- H. Tanaka, A. Horikoshi, H. Fujiwara, and K. Nakagawa, “Phase conjugation in saturable absorbing dye films by degenerate four-wave mixing and holographic processes using nanosecond pulse and CW lasers,” Optical Review, vol. 9, no. 3, pp. 106–111, 2002.
- A. N. Simonov, A. V. Larichev, V. P. Shibaev, and A. I. Stakhanov, “High-quality correction of wavefront distortions using low-power phase conjugation in azo dye containing LC polymer,” Optics Communications, vol. 197, no. 1-3, pp. 175–185, 2001.
- T. Geethakrishnan, P. Sakthivel, and P. K. Palanisamy, “Triphenylmethane dye-doped gelatin films for low-power optical phase-conjugation,” Optics Communications, vol. 335, pp. 218–223, 2015.
- C. Egami, K. Nakagawa, and H. Fujiwara, “Phase conjugation in methyl-orange-doped PVA films by photoinduced anisotropy,” Japanese Journal of Applied Physics, vol. 29, p. 1544, 1990.
- T. Sato, K. Nakagawa, and H. Fujiwara, “Polarization-dependent light-gated phase conjugation in methyl-orange doped polymer film,” Optical Review, vol. 9, no. 4, pp. 154–158, 2002.
- A. Tomioka, S. Kinosita, Y. Itakura, and T. Motokubota, “Near-field and polarized evanescent field excited fluorescence of self-organized particle arrays of organic dye,” Optical Review, vol. 13, no. 4, pp. 297–301, 2006.

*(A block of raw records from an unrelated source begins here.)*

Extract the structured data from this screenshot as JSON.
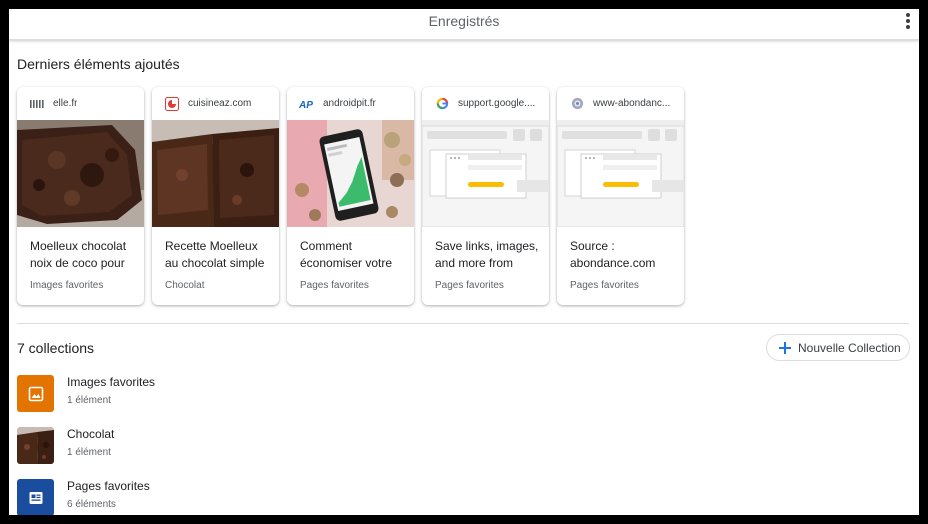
{
  "header": {
    "title": "Enregistrés"
  },
  "recent": {
    "title": "Derniers éléments ajoutés",
    "cards": [
      {
        "domain": "elle.fr",
        "favicon": "elle-logo-icon",
        "title": "Moelleux chocolat noix de coco pour",
        "collection": "Images favorites",
        "thumb": "chocolate-cake-photo"
      },
      {
        "domain": "cuisineaz.com",
        "favicon": "cuisineaz-logo-icon",
        "title": "Recette Moelleux au chocolat simple",
        "collection": "Chocolat",
        "thumb": "chocolate-cake-slices-photo"
      },
      {
        "domain": "androidpit.fr",
        "favicon": "androidpit-logo-icon",
        "title": "Comment économiser votre",
        "collection": "Pages favorites",
        "thumb": "phone-with-money-photo"
      },
      {
        "domain": "support.google....",
        "favicon": "google-logo-icon",
        "title": "Save links, images, and more from",
        "collection": "Pages favorites",
        "thumb": "browser-illustration"
      },
      {
        "domain": "www-abondanc...",
        "favicon": "globe-icon",
        "title": "Source : abondance.com",
        "collection": "Pages favorites",
        "thumb": "browser-illustration"
      }
    ]
  },
  "collections": {
    "count_label": "7 collections",
    "new_button": "Nouvelle Collection",
    "items": [
      {
        "name": "Images favorites",
        "count": "1 élément",
        "icon": "image-icon",
        "color": "#e37400"
      },
      {
        "name": "Chocolat",
        "count": "1 élément",
        "icon": "chocolate-cake-photo"
      },
      {
        "name": "Pages favorites",
        "count": "6 éléments",
        "icon": "page-icon",
        "color": "#1a4d9e"
      }
    ]
  },
  "colors": {
    "accent": "#1a73e8",
    "google_yellow": "#fbbc04"
  }
}
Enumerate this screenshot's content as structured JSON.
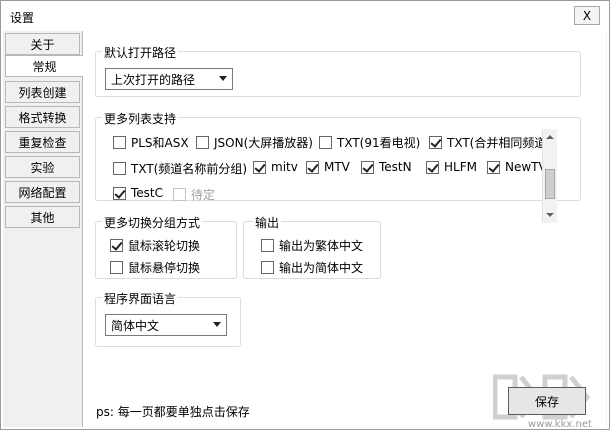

- N. Kobayashi and C. Egami, “High-resolution optical storage by use of minute spheres,” Optics Letters, vol. 30, no. 3, p. 299, 2005.
Copyright © 2021 Tomoki Tsuchiya and Chikara Egami. This is an open access article distributed under the Creative Commons Attribution License, which permits unrestricted use, distribution, and reproduction in any medium, provided the original work is properly cited.